bureau Brandeis
16 aug 2023

On 26 July 2023, the UK Supreme Court rendered a landmark decision on third party funding agreements in collective actions proceedings. This case concerned follow-on damages proceedings in the renowned truck cartel case. In this decision, the Supreme Court qualified the (standard) funding agreements that the claimants use as “damages-based agreements” (“DBAs”), which is a type of contingency fee arrangement in UK law for ‘representatives and those providing other services in relation to the making of the claim’.  The Supreme Court now decided that funders offer such services and therefore should follow DBA regulations.

Under UK law, DBAs are regulated, especially in cases before the Competition Appeal Tribunal (“CAT”). Claim vehicles are not allowed to use DBAs at all in opt-out proceedings (where a claim vehicle starts proceedings on behalf of a defined group, but group members may opt-out) and they can only use them when they comply with a specific regulatory regime in opt-in proceedings (proceedings that parties should actively join). By qualifying standard third party funding agreements as DBAs, the agreements cannot be used to fund opt-out proceedings and should be changed in order to comply with the regime for opt-in proceedings.

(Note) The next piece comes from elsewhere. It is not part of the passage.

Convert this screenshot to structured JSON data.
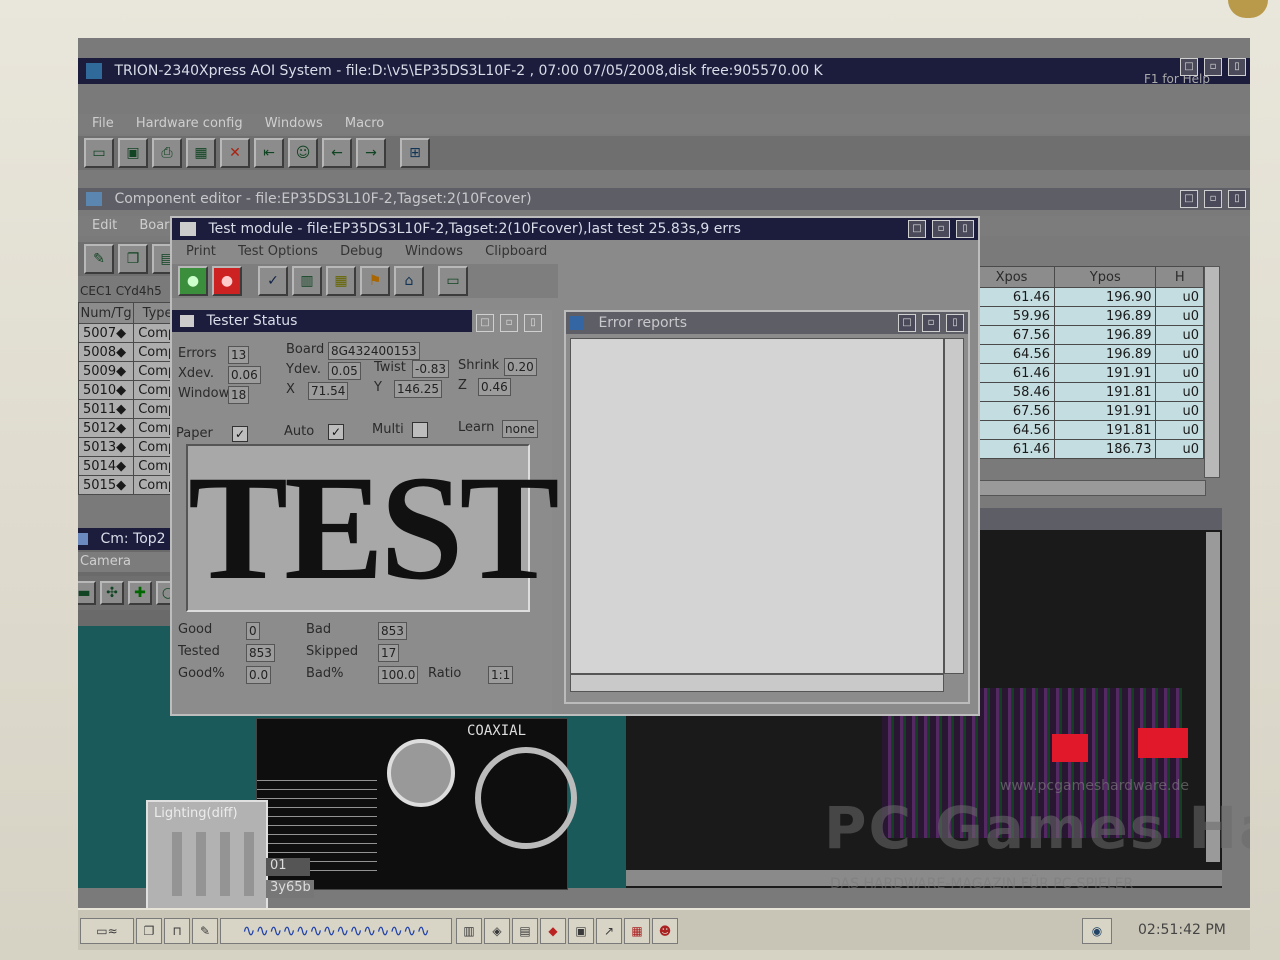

Effect on the current funding practice in the UK

This decision therefore has far-reaching effects for all current and future cartel damages proceedings in the UK. At this moment, 31 collective action cases are pending before the CAT. Most, if not all, of these cases are funded by a third-party funder using such agreements. Claimants and funders of these cases should now reconsider their funding agreements. They might have to renegotiate the funding agreements or even find new ways to fund class action litigation.

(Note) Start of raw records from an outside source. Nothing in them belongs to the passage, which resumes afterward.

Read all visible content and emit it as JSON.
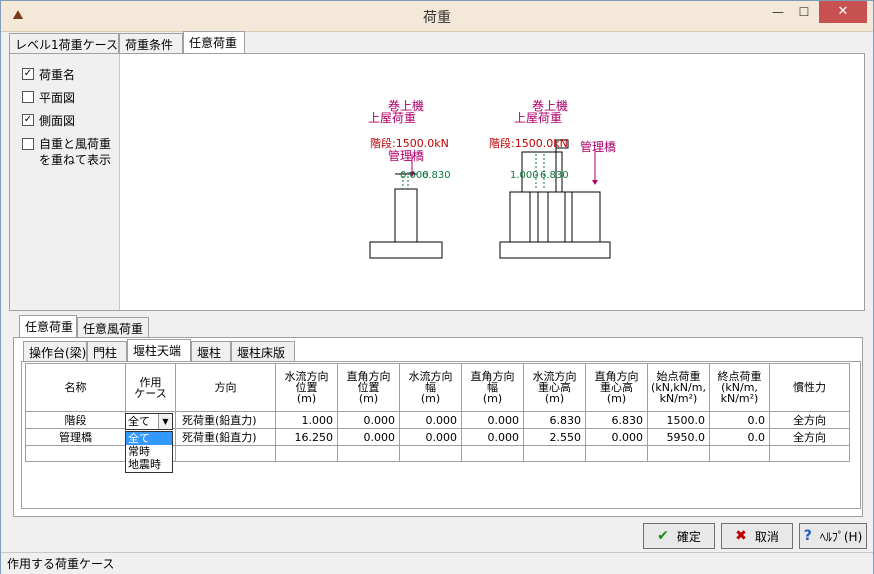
{
  "window": {
    "title": "荷重",
    "app_icon": "arrow-up-icon",
    "close_label": "✕",
    "min_label": "—",
    "max_label": "☐"
  },
  "top_tabs": [
    "レベル1荷重ケース",
    "荷重条件",
    "任意荷重"
  ],
  "options": [
    {
      "label": "荷重名",
      "checked": true
    },
    {
      "label": "平面図",
      "checked": false
    },
    {
      "label": "側面図",
      "checked": true
    },
    {
      "label": "自重と風荷重\nを重ねて表示",
      "checked": false
    }
  ],
  "diagram": {
    "left": {
      "name1": "巻上機",
      "name2": "上屋荷重",
      "load": "階段:1500.0kN",
      "label3": "管理橋",
      "dim1": "0.000",
      "dim2": "6.830"
    },
    "right": {
      "name1": "巻上機",
      "name2": "上屋荷重",
      "load": "階段:1500.0kN",
      "label3": "管理橋",
      "dim1": "1.000",
      "dim2": "6.830"
    }
  },
  "bottom_tabs1": [
    "任意荷重",
    "任意風荷重"
  ],
  "bottom_tabs2": [
    "操作台(梁)",
    "門柱",
    "堰柱天端",
    "堰柱",
    "堰柱床版"
  ],
  "table": {
    "headers": [
      "名称",
      "作用\nケース",
      "方向",
      "水流方向\n位置\n(m)",
      "直角方向\n位置\n(m)",
      "水流方向\n幅\n(m)",
      "直角方向\n幅\n(m)",
      "水流方向\n重心高\n(m)",
      "直角方向\n重心高\n(m)",
      "始点荷重\n(kN,kN/m,\nkN/m²)",
      "終点荷重\n(kN/m,\nkN/m²)",
      "慣性力"
    ],
    "rows": [
      [
        "階段",
        "全て",
        "死荷重(鉛直力)",
        "1.000",
        "0.000",
        "0.000",
        "0.000",
        "6.830",
        "6.830",
        "1500.0",
        "0.0",
        "全方向"
      ],
      [
        "管理橋",
        "",
        "死荷重(鉛直力)",
        "16.250",
        "0.000",
        "0.000",
        "0.000",
        "2.550",
        "0.000",
        "5950.0",
        "0.0",
        "全方向"
      ]
    ]
  },
  "combo": {
    "value": "全て",
    "options": [
      "全て",
      "常時",
      "地震時"
    ],
    "selected_index": 0
  },
  "buttons": {
    "ok": "確定",
    "cancel": "取消",
    "help": "ﾍﾙﾌﾟ(H)"
  },
  "status": "作用する荷重ケース",
  "colors": {
    "load_label": "#b0006a",
    "dim": "#0a7a3a",
    "load_value": "#c00000"
  }
}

The impact of this decision is therefore enormous, as funders face difficulties in recouping their investment after a settlement or an award. That might lead to difficulties for claimants to find funding for their cases. That is acknowledged by the Supreme Court, but it does not change the decision. Lord Sales notes that the Court has been informed that “the likely consequence in practice would be that most third party litigation funding agreements would (…) be unenforceable as the law currently stands”. However, the fact that claimants and funders were under the impression that such agreements did not fall within the definition of a DBA when they concluded these agreements “would not justify the court in changing or distorting the meaning of ‘claims management service’”.

As for the current collective action proceedings, it cannot be ruled out that some opportunistic claimants at the end of proceedings with enough money in the bank will try to conclude the case without paying their funders. UK class action proceedings can cost up to several million pounds, which is normally paid by these funders in advance, so that can save a lot of money.

On the other hand, we need to add some nuance. Since proceedings are so expensive, it is unlikely that the current practice of third party funding will stop at all. However, if the UK parliament will not change the law – and funders are probably lobbying for that already – it might be more difficult to invest in such cases and it is well possible that funders shift their focus to more funder-friendly countries, such as the Netherlands.

What are the Dutch rules?

Under Dutch law, there are only rules on financing opt-out cases, which aim to protect damaged parties (often consumers) that cannot instruct the claim vehicle representing them. These damaged parties are possibly not even aware of the case. These rules, however, do not apply to opt-in cases, for example when claimants litigate on the basis of assignments. This was confirmed in one of the trucks cases in July 2022. The Dutch Court of Amsterdam ruled that the opt-out regulations are not applicable to opt-in proceedings started by claim vehicles, as they claim on behalf of professional parties that made a free choice to join the proceedings and who may instruct the claim vehicle. They don’t need the legal protection that is provided for the opt-out cases.